Unfortunately for some people, spending long periods of time sitting in a car is unavoidable (e.g. taxi drivers, bus drivers, salespeople). The constant vibration of the wheels on the road, hunching over or gripping the steering wheel, sitting in the same position and stretching to depress the clutch or see out of the mirror, all take their toll on your back. It;s not just the driver who can stiffen up in a car either – passengers are often seated for long periods of time in a fixed position.

If you do spend a lot of time in your car, there are a number of things you can try to make yourself more comfortable:

  • bring your seat forward so that you can depress the clutch without having to stretch
  • adjust your mirrors properly
  • take regular breaks, ideally once an hour
  • try to avoid twisting when getting into or out of the car
  • keep a small cushion in the car to support your lower back
  • choose a car that is suited to your needs.

Choosing the Right Car

The Praying Test – Place both hands together, pointing forwards. You should be pointing straight at the centre of the steering wheel.

The First Test – Make a fist with your left hand, keeping the thumb to the side of the index finger.
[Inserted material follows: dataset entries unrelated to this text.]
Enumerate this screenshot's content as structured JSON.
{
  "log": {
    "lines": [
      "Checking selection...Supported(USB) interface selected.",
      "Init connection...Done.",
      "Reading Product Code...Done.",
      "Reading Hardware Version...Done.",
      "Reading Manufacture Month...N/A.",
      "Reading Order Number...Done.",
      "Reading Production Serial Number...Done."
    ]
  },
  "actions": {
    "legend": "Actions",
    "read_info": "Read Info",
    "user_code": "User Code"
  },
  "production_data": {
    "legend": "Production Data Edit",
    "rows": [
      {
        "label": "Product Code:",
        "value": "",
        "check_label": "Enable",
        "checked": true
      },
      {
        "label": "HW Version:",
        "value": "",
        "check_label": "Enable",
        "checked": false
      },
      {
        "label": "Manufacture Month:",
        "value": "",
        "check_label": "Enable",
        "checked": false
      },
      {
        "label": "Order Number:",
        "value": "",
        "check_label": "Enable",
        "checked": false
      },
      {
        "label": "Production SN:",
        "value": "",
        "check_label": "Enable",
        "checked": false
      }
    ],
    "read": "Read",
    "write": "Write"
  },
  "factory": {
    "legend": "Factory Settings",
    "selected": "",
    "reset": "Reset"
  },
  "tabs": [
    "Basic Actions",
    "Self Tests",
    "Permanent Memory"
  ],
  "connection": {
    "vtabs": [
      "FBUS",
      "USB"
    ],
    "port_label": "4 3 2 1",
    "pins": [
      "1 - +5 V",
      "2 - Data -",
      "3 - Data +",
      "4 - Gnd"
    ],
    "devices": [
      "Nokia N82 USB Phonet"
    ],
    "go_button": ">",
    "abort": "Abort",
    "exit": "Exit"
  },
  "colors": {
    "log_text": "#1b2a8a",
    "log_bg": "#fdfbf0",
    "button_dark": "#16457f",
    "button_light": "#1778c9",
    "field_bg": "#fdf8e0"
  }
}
If you have sufficient headroom then it should be possible to insert the fist on the crown of the head.

The Right Leg Test – After driving the car for a short while, look down and examine the position of your right leg. Your right foot should still be roughly in line with your right thigh.

The Kerb Height Test – Swing your right leg out of the car as though you are getting out, and place your right foot on the ground. The surface of your right thigh should be sloping downwards (not upwards) towards your right knee.

These tests should only be performed then the are is stationary and carefully parked.

Call +65 6471 2674 (24 hr) to make an appointment to see our spine specialist to treat your back pain today.

Running Technique

A good running technique teaches you the best way to run in order to minimise the risk of injury and improve running efficiency.

Every runner has his or her own unique style, and there are no rigid rules that you must follow. But there are guidelines you can follow that will improve your running style.

A good running technique helps with the following.

  • Economical running. Having a good running technique can make running more energy-efficient by minimising unnecessary movement. You want all your energy to produce straight ahead movement, not a side-to-side motion.
  • Minimising the chance of injury. When you run, your forward foot hits the ground with a force greater than your body weight. Using the correct running technique and appropriate footwear can help to reduce the landing force and therefore the stress on your bones and muscles, minimising the chance of injury.
Running Technique
Running Technique

Correct running technique

The most important concept is to “run tall” – keep a good upright posture when running – and stay relaxed. Consider the following points when assessing your running technique.

  •  Head
    • Hold your chin up, with your eyes focused forward to a point on the ground about 20 to 30 metres away. Imagine a string tied to the top of your head pulling your body upwards.
  • Shoulders
    • Your shoulders should be square and level. Don’t round your shoulders or swing them forwards or backwards.
  • Arms
    • Keep your elbows bent at approximately 90 degrees (right angles), keeping your forearms roughly parallel to the ground. Your arms should swing freely in a general forwards/backwards motion not a circle or a straight line.
  • Hands
    • Hold your hands in a relaxed fist with the thumb resting on the forefinger.
  • Torso
    • Your torso should be straight, with your chest up and plenty of room for proper breathing. Don’t lean forwards, backwards or slouch, as these postures can interfere with your running mechanics and possibly cause a lower back injury.
  • Hips
    • Keep your hips facing forward with no sideways movement and hold them level horizontally.
  • Legs
    • Your leg action should be relaxed and feel natural.
  • Feet
    • Feet should point straight ahead and land directly under your hips.